Save The Arctic | Greenpeace La fin programmée de la civilisation du gâchis. Réflection faite. De quoi est fait notre avenir? Quel avenir pour notre civilisation? Dates d'puisement des ressources naturelles de notre planète. Nous vivons depuis longtemps sur la Terre, une accueillante petite planète d'un système stellaire parmi des milliards de milliards d'autres. Dans un univers qui vient de rien (on parle de fluctuation du vide) et qui a explosé il y a 13,7 milliards d'années, d'après notre dernière datation. Nous en avons conscience et nous nous posons des questions essentielles. Qu'est-ce que la vie ? Est-elle extrêmement répandue dans notre galaxie et dans les cent milliards d'autres, répondant à des lois chimiques universelles ou bien est-ce un phénomène rarissime au point que la Terre soit finalement une exception dans l'univers, l'héritière d'une somme incalculable de hasards tous aussi improbables les uns que les autres ? Tout irait bien dans le meilleur des mondes possibles si nous ne faisions pas les terribles observations suivantes : L'espèce dominante, Homo sapiens, a vaincu toutes les étapes de l'adaptation à toutes sortes de milieux souvent hostiles. 9 milliards d'habitants prévus en 2050.

7 Environmental Problems That Are Worse Than We Thought With as much attention as the environment has been getting lately, you’d think that we’d be further along in our fight to preserve the world’s species, resources and the beautiful diversity of nature. Unfortunately, things aren’t nearly that rosy. In fact, many of the environmental problems that have received the most public attention are even worse than we thought – from destruction in the rain forest to melting glaciers in the Arctic. We’ve got a lot of work to do. 7. Mammal Extinction Image via National Wildlife Federation One in four mammals is threatened with extinction . If you think the extinction of an animal like the beautiful Iberian Lynx is no big deal, and wouldn’t have that much of an effect on the planet, think again. 6. Image via NASA In oceans around the world, there are eerie areas that are devoid of nearly all life. As if that weren’t bad enough, global warming will likely aggravate the problem. 5. Image via Pew Environment Group 4. Image via Encyclopedia Britannica 3. 2.

World Energy Report (Infographic) Clean Power Published on September 30th, 2011 | by Zachary Shahan "World Energy Report" (CLICK TO ENLARGE) OK, so this isn’t an official World Energy report just released by some international energy organization or research institute, but it is a fun infographic created by some friends of ours over at that helps to visualize and convey some key energy facts. One of the most striking points (visualized with the Big Macs) is how much more energy per person the U.S. and other developed nations use compared to India, China, or the world as a whole. “Clearly, Western Nations have been the key driver of climate change so far. How Do We Respond? Two key ways to respond to this would be increasing our energy efficiency (and there’s a ton of potential for that) and, of course, powering more of our country (or world) with clean energy, like wind and solar. The next part of the infographic shows that the U.S. is doing quite well (comparatively speaking) at installing wind power. Hear!
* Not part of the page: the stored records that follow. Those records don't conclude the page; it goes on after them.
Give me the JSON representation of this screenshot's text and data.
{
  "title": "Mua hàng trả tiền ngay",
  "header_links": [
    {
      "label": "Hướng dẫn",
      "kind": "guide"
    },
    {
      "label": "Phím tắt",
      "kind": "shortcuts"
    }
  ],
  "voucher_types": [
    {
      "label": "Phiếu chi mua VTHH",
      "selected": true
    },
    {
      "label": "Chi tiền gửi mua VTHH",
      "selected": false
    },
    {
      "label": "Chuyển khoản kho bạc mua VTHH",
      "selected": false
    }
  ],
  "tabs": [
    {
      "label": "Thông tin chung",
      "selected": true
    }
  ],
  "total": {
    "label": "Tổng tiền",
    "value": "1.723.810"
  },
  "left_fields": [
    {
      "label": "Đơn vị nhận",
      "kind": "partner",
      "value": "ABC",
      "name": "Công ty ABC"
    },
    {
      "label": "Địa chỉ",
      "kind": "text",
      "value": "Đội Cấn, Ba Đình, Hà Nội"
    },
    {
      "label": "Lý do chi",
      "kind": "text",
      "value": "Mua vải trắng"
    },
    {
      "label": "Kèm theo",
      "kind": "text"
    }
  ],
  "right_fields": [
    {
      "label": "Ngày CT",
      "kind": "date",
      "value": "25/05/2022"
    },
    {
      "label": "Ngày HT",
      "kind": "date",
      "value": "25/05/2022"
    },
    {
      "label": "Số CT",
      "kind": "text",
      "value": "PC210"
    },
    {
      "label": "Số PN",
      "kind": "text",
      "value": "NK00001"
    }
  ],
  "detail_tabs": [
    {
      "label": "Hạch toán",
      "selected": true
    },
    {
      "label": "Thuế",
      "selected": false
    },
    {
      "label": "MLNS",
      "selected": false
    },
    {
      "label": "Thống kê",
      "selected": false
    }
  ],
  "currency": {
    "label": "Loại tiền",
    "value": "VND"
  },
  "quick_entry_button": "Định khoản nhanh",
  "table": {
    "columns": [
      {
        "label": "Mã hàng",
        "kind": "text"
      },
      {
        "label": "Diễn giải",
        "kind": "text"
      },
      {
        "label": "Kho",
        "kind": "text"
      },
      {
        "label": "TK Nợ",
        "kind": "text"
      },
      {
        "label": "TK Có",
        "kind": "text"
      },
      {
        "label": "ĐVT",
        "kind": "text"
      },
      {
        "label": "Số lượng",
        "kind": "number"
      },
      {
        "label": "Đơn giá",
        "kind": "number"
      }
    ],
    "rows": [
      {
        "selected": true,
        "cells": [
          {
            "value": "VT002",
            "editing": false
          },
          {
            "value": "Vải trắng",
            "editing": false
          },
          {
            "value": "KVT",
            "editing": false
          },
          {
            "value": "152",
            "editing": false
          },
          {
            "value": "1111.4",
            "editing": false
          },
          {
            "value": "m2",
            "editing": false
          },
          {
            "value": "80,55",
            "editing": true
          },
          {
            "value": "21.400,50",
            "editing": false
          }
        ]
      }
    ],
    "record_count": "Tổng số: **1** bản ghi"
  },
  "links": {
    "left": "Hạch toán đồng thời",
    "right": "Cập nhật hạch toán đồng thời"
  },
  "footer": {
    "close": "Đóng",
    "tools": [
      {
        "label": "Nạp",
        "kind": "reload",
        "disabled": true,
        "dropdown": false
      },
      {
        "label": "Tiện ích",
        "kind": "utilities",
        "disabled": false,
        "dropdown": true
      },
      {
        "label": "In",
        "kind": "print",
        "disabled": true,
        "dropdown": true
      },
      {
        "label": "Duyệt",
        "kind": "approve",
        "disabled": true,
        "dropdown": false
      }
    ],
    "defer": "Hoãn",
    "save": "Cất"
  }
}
Sauvons les abeilles - Terre d'Abeilles The Story of Stuff Project Extreme Ice Survey | Art meets science.

Natural photosynthesis is so ancient that it cannot distinguish between carbon dioxide and oxygen - hence the low efficiency. by pauljacobson May 12

The end of the Age of Burning? It is coming! Of course, Nocera's work is focussed on a hydrogen & oxygen economy - different in quality from the water-based economy of electricity and oxygen that will be the ultimate solution. Check it out in my New Energy Pearltree. by pauljacobson Apr 1